Start of Data to examine

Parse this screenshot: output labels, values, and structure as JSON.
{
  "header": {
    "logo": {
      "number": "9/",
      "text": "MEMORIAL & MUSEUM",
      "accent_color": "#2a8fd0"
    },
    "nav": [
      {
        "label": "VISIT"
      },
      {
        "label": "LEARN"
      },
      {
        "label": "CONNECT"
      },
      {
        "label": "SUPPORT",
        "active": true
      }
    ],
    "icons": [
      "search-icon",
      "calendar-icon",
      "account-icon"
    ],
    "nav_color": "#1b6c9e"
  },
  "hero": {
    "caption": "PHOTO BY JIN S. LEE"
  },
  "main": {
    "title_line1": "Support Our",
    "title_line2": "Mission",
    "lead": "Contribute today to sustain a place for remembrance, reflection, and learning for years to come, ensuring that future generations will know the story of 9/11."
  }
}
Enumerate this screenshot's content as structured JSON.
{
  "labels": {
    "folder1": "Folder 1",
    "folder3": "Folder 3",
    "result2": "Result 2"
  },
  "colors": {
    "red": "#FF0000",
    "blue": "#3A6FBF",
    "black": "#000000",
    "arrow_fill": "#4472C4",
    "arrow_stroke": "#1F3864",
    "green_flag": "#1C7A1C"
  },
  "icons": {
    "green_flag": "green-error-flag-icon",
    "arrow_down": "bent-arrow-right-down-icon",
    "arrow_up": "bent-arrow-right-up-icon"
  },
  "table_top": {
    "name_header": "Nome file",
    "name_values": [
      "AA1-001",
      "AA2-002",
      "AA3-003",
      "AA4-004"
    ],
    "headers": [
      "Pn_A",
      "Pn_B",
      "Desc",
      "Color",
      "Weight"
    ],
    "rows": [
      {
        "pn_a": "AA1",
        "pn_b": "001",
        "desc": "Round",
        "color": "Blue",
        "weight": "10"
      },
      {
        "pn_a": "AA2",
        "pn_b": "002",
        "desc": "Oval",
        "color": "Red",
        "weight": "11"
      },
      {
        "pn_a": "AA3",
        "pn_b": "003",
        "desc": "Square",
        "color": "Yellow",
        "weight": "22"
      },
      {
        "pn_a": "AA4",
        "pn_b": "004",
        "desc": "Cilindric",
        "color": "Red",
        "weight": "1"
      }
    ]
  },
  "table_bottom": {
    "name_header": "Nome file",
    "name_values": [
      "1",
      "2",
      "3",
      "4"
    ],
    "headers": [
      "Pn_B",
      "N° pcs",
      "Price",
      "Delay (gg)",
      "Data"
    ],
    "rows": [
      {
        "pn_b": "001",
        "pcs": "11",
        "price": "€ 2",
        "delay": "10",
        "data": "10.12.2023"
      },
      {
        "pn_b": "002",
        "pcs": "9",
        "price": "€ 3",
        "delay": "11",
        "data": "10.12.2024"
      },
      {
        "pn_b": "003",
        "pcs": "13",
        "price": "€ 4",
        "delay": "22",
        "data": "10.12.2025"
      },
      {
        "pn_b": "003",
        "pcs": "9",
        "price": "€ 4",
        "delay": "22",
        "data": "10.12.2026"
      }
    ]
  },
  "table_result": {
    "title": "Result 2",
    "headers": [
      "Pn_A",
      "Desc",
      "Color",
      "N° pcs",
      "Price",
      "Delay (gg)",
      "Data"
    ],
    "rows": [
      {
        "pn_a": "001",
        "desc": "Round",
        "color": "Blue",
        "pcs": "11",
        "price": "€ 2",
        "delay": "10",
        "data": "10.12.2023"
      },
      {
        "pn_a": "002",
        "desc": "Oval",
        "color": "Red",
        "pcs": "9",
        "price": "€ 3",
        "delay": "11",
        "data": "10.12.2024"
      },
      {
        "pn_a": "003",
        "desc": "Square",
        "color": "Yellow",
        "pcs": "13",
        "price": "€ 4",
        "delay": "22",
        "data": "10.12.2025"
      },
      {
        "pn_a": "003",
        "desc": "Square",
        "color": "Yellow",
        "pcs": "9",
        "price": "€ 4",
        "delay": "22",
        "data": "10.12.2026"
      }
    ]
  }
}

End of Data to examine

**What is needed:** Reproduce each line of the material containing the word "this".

**Output:**
Parse this screenshot: output labels, values, and structure as JSON.
Enumerate this screenshot's content as structured JSON.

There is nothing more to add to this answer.